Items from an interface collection
--------

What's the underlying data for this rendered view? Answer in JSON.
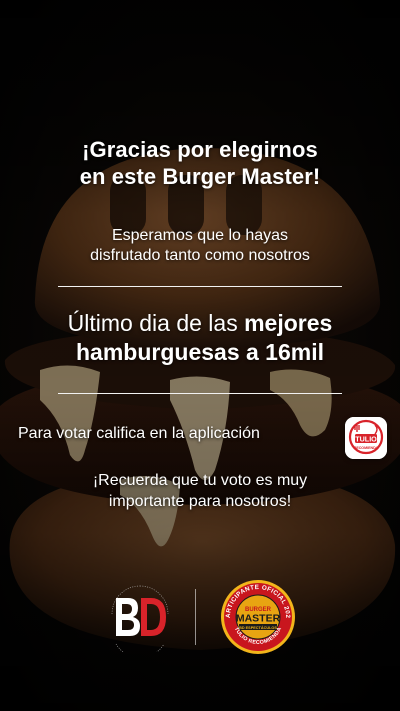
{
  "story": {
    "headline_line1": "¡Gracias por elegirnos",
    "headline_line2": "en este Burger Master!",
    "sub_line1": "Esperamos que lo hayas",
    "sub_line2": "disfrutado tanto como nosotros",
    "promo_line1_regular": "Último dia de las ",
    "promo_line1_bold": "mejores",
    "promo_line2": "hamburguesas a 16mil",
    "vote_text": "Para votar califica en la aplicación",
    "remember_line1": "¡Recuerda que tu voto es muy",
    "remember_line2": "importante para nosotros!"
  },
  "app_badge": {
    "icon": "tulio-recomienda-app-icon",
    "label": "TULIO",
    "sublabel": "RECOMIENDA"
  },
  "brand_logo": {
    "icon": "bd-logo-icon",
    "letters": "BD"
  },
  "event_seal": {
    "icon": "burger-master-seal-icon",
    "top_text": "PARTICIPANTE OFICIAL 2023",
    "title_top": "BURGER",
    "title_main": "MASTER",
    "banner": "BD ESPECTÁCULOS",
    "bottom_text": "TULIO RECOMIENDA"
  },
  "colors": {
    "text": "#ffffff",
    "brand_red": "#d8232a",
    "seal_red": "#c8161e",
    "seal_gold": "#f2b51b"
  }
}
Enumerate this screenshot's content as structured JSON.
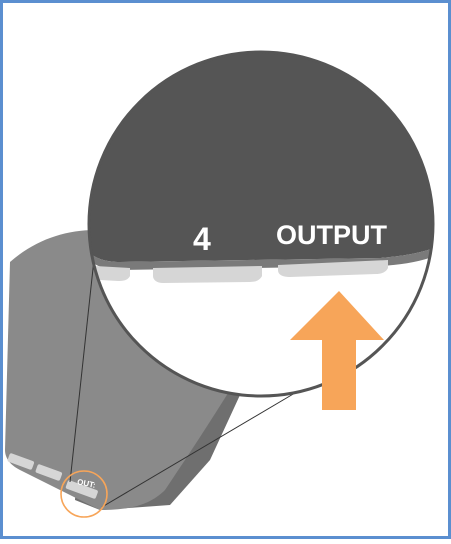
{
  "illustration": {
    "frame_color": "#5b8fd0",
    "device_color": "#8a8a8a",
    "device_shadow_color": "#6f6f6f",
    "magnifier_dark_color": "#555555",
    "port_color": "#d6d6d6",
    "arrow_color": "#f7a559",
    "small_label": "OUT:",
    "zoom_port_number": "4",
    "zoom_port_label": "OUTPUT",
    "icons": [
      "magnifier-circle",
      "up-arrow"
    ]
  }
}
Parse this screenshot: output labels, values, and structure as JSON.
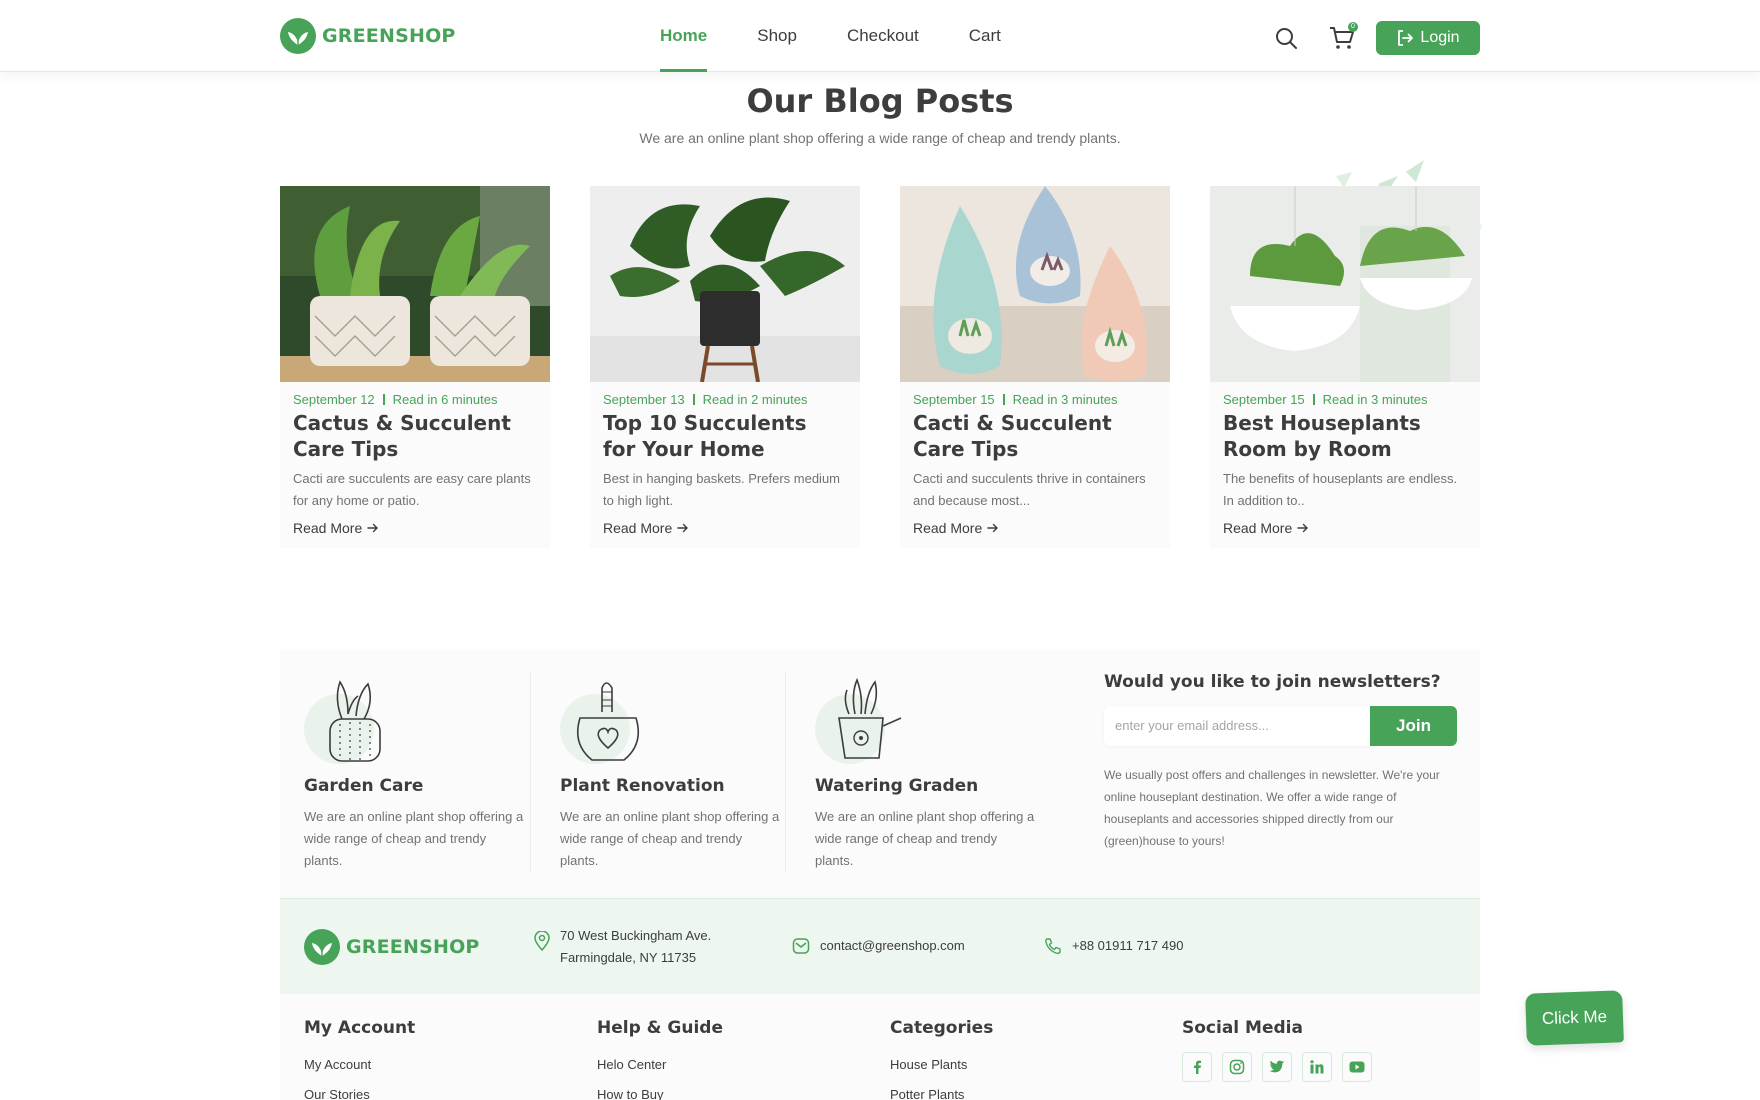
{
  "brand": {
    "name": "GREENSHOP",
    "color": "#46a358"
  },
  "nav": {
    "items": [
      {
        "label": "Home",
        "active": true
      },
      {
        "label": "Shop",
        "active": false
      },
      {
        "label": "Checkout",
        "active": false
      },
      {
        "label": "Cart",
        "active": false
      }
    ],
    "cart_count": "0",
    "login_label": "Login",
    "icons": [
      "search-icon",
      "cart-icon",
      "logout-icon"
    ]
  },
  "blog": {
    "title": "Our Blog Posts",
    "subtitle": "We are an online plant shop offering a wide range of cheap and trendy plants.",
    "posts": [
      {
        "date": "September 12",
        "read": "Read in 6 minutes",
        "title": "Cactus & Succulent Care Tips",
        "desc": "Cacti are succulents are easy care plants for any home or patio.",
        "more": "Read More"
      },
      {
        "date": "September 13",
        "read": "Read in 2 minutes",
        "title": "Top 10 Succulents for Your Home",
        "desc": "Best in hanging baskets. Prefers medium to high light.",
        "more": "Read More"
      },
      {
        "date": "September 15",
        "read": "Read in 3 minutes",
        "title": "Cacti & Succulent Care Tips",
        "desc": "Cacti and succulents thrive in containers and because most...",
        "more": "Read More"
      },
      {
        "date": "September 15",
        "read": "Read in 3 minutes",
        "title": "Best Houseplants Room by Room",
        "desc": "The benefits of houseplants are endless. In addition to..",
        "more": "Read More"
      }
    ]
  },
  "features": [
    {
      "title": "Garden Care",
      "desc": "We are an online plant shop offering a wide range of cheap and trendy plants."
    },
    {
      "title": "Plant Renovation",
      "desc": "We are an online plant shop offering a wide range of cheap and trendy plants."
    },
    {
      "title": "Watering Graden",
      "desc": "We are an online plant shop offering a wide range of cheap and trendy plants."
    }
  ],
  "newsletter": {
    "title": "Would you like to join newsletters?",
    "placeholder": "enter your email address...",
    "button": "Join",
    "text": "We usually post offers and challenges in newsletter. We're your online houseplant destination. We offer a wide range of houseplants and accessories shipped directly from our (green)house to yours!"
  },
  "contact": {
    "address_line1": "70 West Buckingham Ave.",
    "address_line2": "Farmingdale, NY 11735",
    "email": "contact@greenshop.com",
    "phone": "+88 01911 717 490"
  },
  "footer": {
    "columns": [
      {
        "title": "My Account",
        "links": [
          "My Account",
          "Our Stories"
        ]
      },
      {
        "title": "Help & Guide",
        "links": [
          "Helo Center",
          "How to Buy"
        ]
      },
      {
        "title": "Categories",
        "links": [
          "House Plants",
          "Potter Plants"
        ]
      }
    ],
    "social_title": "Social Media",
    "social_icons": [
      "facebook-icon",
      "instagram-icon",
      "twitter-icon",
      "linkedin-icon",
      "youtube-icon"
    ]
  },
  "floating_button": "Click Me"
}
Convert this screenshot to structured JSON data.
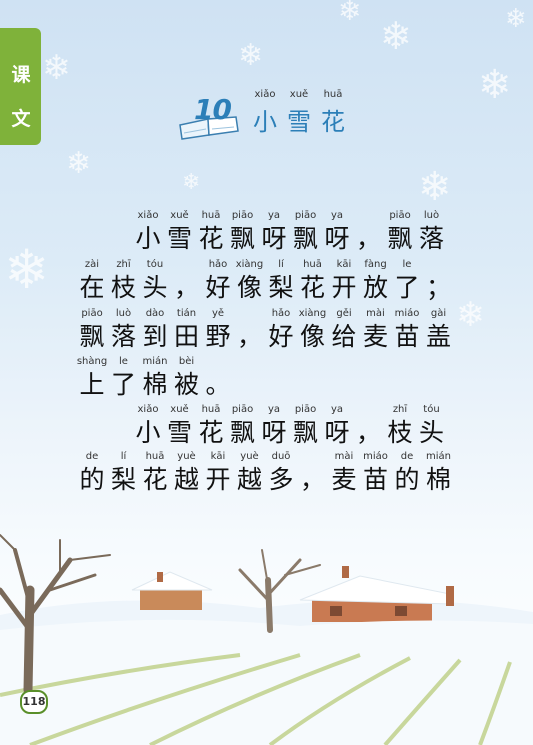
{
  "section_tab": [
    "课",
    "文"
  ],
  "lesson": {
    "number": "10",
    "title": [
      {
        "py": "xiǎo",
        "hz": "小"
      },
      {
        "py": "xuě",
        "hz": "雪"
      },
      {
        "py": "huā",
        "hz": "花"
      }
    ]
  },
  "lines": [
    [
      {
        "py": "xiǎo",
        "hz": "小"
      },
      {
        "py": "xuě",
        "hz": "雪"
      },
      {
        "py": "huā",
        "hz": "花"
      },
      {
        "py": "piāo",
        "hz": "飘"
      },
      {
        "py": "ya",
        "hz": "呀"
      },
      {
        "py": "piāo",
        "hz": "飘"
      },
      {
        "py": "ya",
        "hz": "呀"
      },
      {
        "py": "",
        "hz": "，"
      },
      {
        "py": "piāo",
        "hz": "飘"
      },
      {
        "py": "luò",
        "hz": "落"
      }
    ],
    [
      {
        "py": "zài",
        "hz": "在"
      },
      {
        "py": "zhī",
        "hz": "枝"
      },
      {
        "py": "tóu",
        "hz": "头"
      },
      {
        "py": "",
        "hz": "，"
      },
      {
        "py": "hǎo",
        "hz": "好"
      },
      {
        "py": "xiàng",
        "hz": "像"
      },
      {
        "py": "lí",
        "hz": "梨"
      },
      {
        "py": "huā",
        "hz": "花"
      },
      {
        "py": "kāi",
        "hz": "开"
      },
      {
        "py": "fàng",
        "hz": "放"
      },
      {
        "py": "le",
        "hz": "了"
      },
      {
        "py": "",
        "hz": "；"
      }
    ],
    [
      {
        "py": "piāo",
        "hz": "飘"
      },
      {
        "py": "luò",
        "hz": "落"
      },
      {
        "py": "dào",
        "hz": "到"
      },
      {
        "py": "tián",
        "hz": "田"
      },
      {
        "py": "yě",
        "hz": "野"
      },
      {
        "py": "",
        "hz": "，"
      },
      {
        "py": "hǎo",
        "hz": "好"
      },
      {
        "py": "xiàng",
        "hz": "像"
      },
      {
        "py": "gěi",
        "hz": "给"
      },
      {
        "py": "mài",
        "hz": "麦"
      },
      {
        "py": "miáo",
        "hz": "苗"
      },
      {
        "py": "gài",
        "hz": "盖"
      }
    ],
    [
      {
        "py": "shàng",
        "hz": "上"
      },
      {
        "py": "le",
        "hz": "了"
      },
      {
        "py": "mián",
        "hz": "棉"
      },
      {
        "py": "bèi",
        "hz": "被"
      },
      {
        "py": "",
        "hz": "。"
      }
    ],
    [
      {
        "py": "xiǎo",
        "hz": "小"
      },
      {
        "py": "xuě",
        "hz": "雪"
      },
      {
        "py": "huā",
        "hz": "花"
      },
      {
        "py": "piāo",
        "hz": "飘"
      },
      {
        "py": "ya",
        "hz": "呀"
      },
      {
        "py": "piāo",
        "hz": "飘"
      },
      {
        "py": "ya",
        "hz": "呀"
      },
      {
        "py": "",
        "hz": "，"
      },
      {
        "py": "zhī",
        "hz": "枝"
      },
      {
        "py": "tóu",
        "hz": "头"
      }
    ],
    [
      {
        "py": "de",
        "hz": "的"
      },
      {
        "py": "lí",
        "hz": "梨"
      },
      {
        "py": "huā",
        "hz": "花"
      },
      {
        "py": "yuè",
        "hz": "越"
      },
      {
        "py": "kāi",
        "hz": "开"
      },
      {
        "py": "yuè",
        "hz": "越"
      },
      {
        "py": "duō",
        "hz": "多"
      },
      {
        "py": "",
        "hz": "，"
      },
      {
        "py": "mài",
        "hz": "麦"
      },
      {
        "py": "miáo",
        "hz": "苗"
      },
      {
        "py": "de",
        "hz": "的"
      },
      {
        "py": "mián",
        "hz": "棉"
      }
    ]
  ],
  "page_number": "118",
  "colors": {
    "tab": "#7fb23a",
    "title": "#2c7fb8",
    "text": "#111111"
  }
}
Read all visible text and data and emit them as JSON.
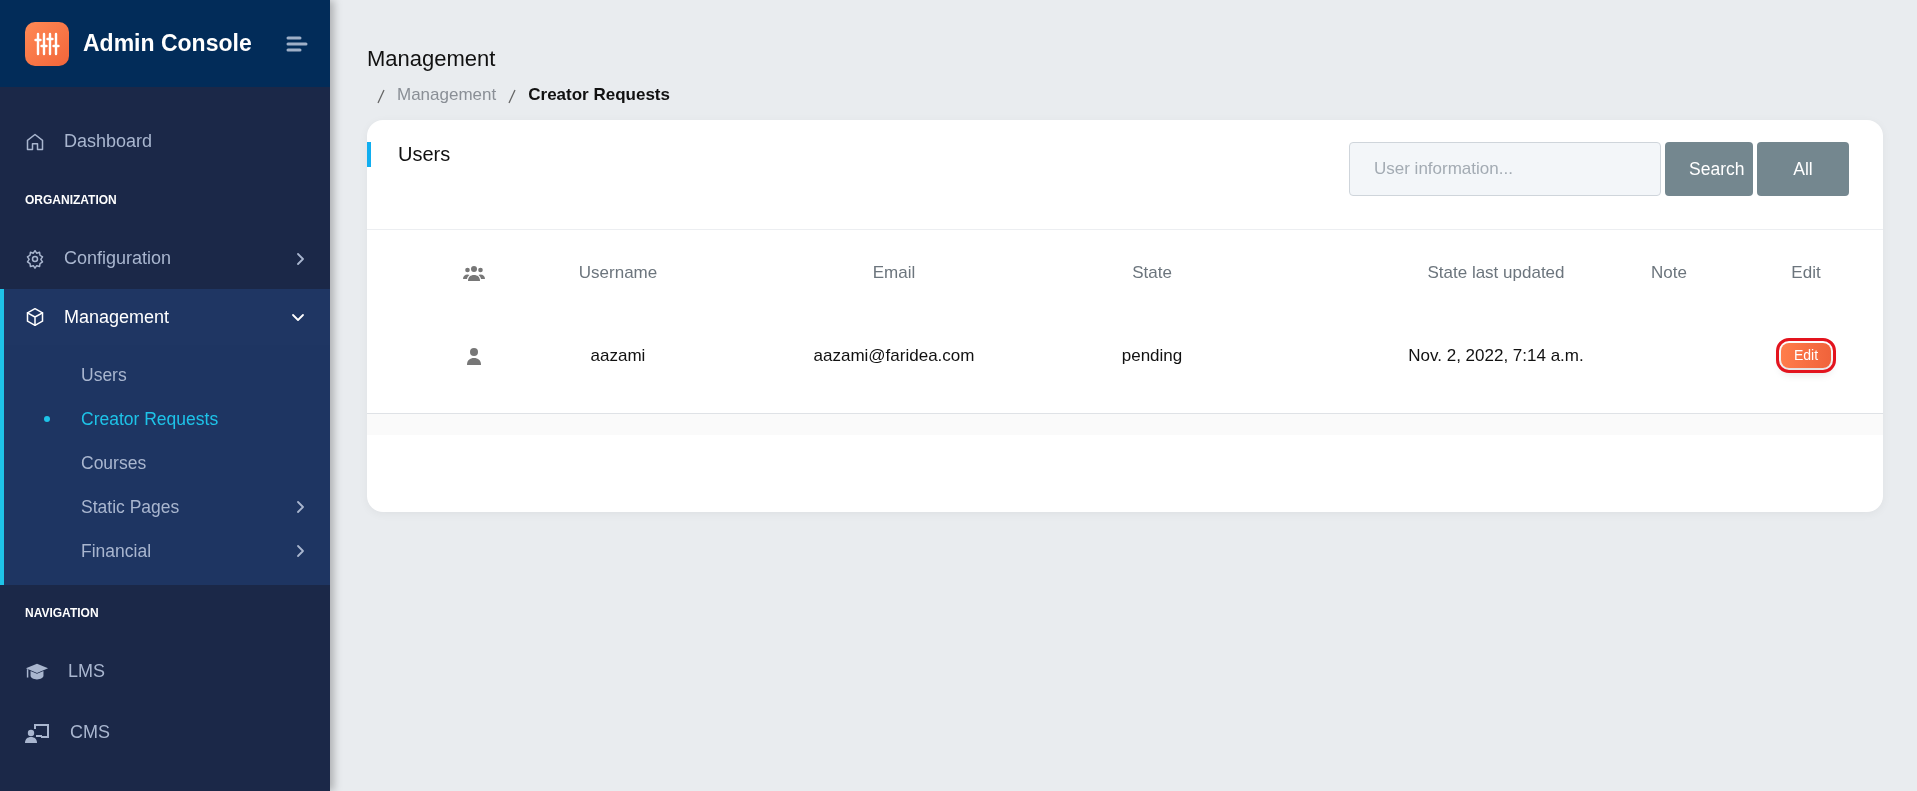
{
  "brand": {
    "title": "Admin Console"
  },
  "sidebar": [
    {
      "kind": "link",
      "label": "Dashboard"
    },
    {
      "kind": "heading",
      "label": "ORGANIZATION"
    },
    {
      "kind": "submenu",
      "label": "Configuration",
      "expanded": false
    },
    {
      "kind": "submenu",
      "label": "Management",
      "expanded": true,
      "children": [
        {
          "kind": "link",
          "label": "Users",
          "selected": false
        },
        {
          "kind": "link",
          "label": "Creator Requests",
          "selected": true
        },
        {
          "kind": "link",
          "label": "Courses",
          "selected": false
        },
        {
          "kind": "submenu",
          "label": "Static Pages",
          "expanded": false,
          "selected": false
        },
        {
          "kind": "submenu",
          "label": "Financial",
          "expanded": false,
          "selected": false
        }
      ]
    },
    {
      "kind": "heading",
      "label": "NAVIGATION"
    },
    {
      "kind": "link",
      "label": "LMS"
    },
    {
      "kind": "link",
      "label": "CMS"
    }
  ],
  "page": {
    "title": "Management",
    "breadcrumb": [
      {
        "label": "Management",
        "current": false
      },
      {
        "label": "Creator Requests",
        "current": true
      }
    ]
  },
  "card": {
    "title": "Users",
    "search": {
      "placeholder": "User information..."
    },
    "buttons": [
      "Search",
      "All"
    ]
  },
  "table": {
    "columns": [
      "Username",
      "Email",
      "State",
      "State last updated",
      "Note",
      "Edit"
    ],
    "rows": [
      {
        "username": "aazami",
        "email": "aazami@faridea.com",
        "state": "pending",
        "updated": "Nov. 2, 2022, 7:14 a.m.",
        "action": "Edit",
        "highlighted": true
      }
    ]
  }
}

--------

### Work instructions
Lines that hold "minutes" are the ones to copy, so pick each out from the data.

### Worked solution
        "read": "Read in 6 minutes",
        "read": "Read in 2 minutes",
        "read": "Read in 3 minutes",
        "read": "Read in 3 minutes",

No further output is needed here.